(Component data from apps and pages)
....................

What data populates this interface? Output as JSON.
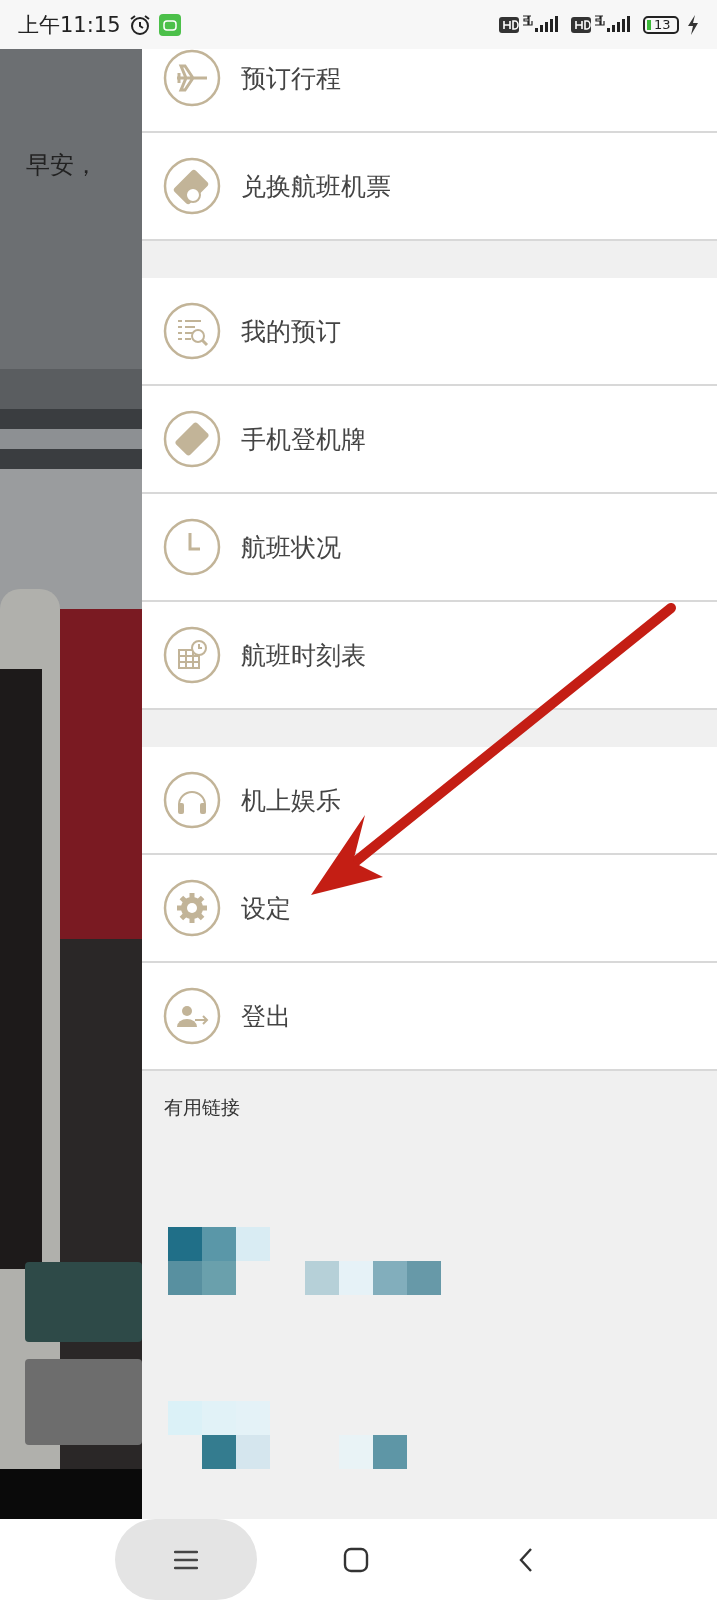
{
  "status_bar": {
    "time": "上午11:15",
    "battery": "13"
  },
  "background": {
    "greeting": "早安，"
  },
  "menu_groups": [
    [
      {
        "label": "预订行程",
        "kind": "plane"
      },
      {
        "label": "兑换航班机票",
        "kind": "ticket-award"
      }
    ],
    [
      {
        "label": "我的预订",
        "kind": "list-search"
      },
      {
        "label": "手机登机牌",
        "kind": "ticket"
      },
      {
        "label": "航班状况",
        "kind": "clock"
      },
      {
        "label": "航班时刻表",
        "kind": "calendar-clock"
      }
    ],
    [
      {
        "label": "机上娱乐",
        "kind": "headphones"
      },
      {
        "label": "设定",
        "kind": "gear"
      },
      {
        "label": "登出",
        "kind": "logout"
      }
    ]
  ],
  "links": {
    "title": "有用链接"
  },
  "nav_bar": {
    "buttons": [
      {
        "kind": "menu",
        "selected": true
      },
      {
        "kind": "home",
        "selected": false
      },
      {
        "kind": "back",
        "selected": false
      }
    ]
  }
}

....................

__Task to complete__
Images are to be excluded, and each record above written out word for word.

__Solved problem__
What data populates this interface? Output as JSON.
{
  "status_bar": {
    "time": "上午11:15",
    "battery": "13"
  },
  "background": {
    "greeting": "早安，"
  },
  "menu_groups": [
    [
      {
        "label": "预订行程",
        "kind": "plane"
      },
      {
        "label": "兑换航班机票",
        "kind": "ticket-award"
      }
    ],
    [
      {
        "label": "我的预订",
        "kind": "list-search"
      },
      {
        "label": "手机登机牌",
        "kind": "ticket"
      },
      {
        "label": "航班状况",
        "kind": "clock"
      },
      {
        "label": "航班时刻表",
        "kind": "calendar-clock"
      }
    ],
    [
      {
        "label": "机上娱乐",
        "kind": "headphones"
      },
      {
        "label": "设定",
        "kind": "gear"
      },
      {
        "label": "登出",
        "kind": "logout"
      }
    ]
  ],
  "links": {
    "title": "有用链接"
  },
  "nav_bar": {
    "buttons": [
      {
        "kind": "menu",
        "selected": true
      },
      {
        "kind": "home",
        "selected": false
      },
      {
        "kind": "back",
        "selected": false
      }
    ]
  }
}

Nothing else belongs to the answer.